● **Exercise materials**
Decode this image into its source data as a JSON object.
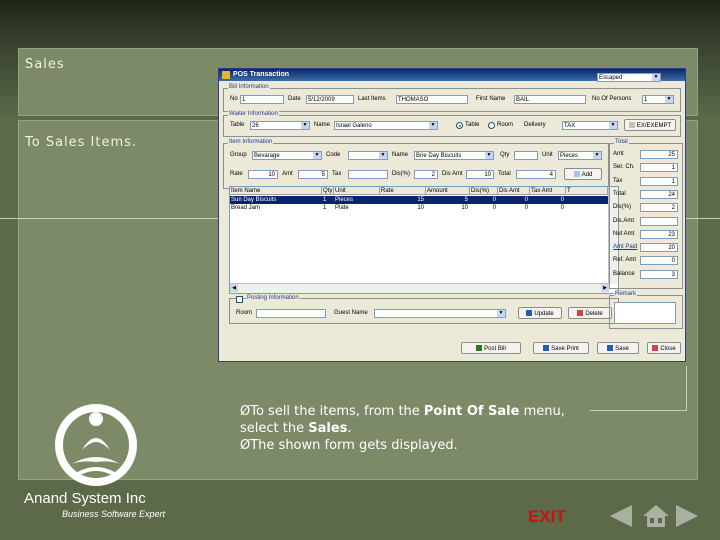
{
  "slide": {
    "title": "Sales",
    "subtitle": "To Sales Items.",
    "instruction_1_pre": "To sell the items, from the ",
    "instruction_1_bold": "Point Of Sale",
    "instruction_1_post": " menu,",
    "instruction_2_pre": "select the ",
    "instruction_2_bold": "Sales",
    "instruction_2_post": ".",
    "instruction_3": "The shown form gets displayed.",
    "bullet": "Ø",
    "company_name": "Anand System Inc",
    "company_tagline": "Business Software Expert",
    "exit_label": "EXIT",
    "nav": {
      "prev_icon": "triangle-left-icon",
      "home_icon": "home-icon",
      "next_icon": "triangle-right-icon"
    }
  },
  "window": {
    "title": "POS Transaction",
    "top_combo": "Escaped",
    "bill_group": "Bill Information",
    "no_label": "No",
    "no_value": "1",
    "date_label": "Date",
    "date_value": "5/12/2009",
    "last_items_label": "Last Items",
    "last_items_value": "THOMASO",
    "first_name_label": "First Name",
    "first_name_value": "BAIL",
    "no_of_persons_label": "No Of Persons",
    "no_of_persons_value": "1",
    "waiter_group": "Waiter Information",
    "table_label": "Table",
    "table_value": "26",
    "name_label": "Name",
    "name_value": "Israel Galeno",
    "radio_table": "Table",
    "radio_room": "Room",
    "delivery_label": "Delivery",
    "tax_value": "TAX",
    "exemptions_label": "EX/EXEMPT",
    "item_group": "Item Information",
    "group_label": "Group",
    "group_value": "Bevarage",
    "code_label": "Code",
    "code_value": "",
    "item_name_label": "Name",
    "item_name_value": "Brie Day Biscuits",
    "qty_label": "Qty",
    "qty_value": "",
    "unit_label": "Unit",
    "unit_value": "Pieces",
    "rate_label": "Rate",
    "rate_value": "10",
    "amt_label": "Amt",
    "amt_value": "5",
    "tax_label": "Tax",
    "tax_amt": "",
    "disc_pct_label": "Dis(%)",
    "disc_pct_value": "2",
    "dis_amt_label": "Dis Amt",
    "dis_amt_value": "10",
    "total_label": "Total",
    "total_value": "4",
    "add_button": "Add",
    "grid_headers": [
      "Item Name",
      "Qty",
      "Unit",
      "Rate",
      "Amount",
      "Dis(%)",
      "Dis Amt",
      "Tax Amt",
      "T"
    ],
    "grid_rows": [
      [
        "Sun Day Biscuits",
        "1",
        "Pieces",
        "15",
        "5",
        "0",
        "0",
        "0"
      ],
      [
        "Bread Jam",
        "1",
        "Plate",
        "10",
        "10",
        "0",
        "0",
        "0"
      ]
    ],
    "posting_label": "Posting Information",
    "room_label": "Room",
    "room_value": "",
    "guest_name_label": "Guest Name",
    "guest_name_value": "",
    "update_button": "Update",
    "delete_button": "Delete",
    "totals_group": "Total",
    "totals": [
      {
        "label": "Amt",
        "value": "25"
      },
      {
        "label": "Ser. Ch.",
        "value": "1"
      },
      {
        "label": "Tax",
        "value": "1"
      },
      {
        "label": "Total",
        "value": "24"
      },
      {
        "label": "Dis(%)",
        "value": "2"
      },
      {
        "label": "Dis.Amt",
        "value": ""
      },
      {
        "label": "Net Amt",
        "value": "23"
      },
      {
        "label": "Amt Paid",
        "value": "20"
      },
      {
        "label": "Ref. Amt",
        "value": "0"
      },
      {
        "label": "Balance",
        "value": "3"
      }
    ],
    "remark_label": "Remark",
    "bottom_buttons": [
      "Post Bill",
      "Save Print",
      "Save",
      "Close"
    ]
  }
}
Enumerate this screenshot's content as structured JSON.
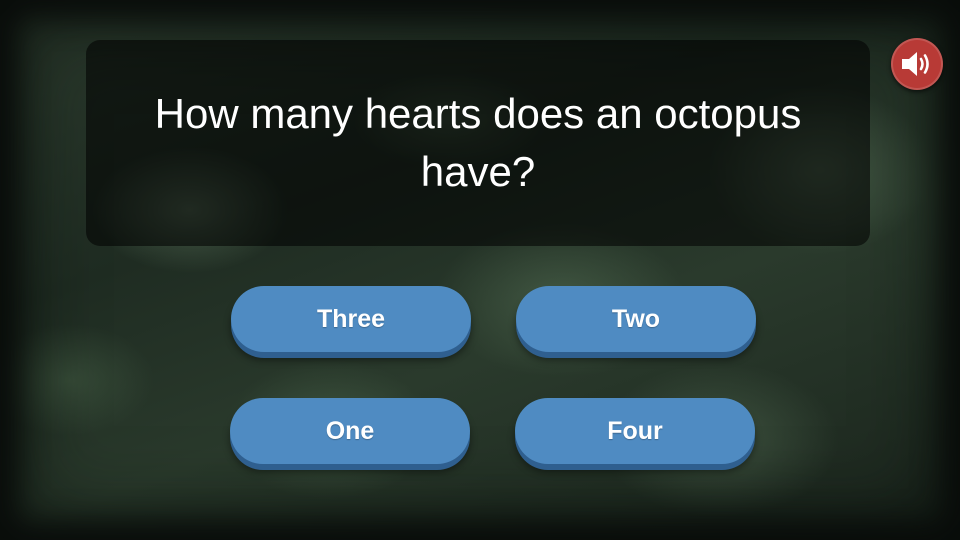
{
  "question": {
    "text": "How many hearts does an octopus have?"
  },
  "answers": [
    {
      "label": "Three"
    },
    {
      "label": "Two"
    },
    {
      "label": "One"
    },
    {
      "label": "Four"
    }
  ],
  "sound_button": {
    "icon": "speaker-volume-icon"
  },
  "colors": {
    "answer_button": "#4f8bc2",
    "answer_button_shadow": "#2f5f8f",
    "sound_button": "#b83a36"
  }
}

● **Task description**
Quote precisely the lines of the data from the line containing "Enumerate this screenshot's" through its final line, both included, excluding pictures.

● **Result**
Enumerate this screenshot's content as structured JSON.
{
  "question": {
    "text": "How many hearts does an octopus have?"
  },
  "answers": [
    {
      "label": "Three"
    },
    {
      "label": "Two"
    },
    {
      "label": "One"
    },
    {
      "label": "Four"
    }
  ],
  "sound_button": {
    "icon": "speaker-volume-icon"
  },
  "colors": {
    "answer_button": "#4f8bc2",
    "answer_button_shadow": "#2f5f8f",
    "sound_button": "#b83a36"
  }
}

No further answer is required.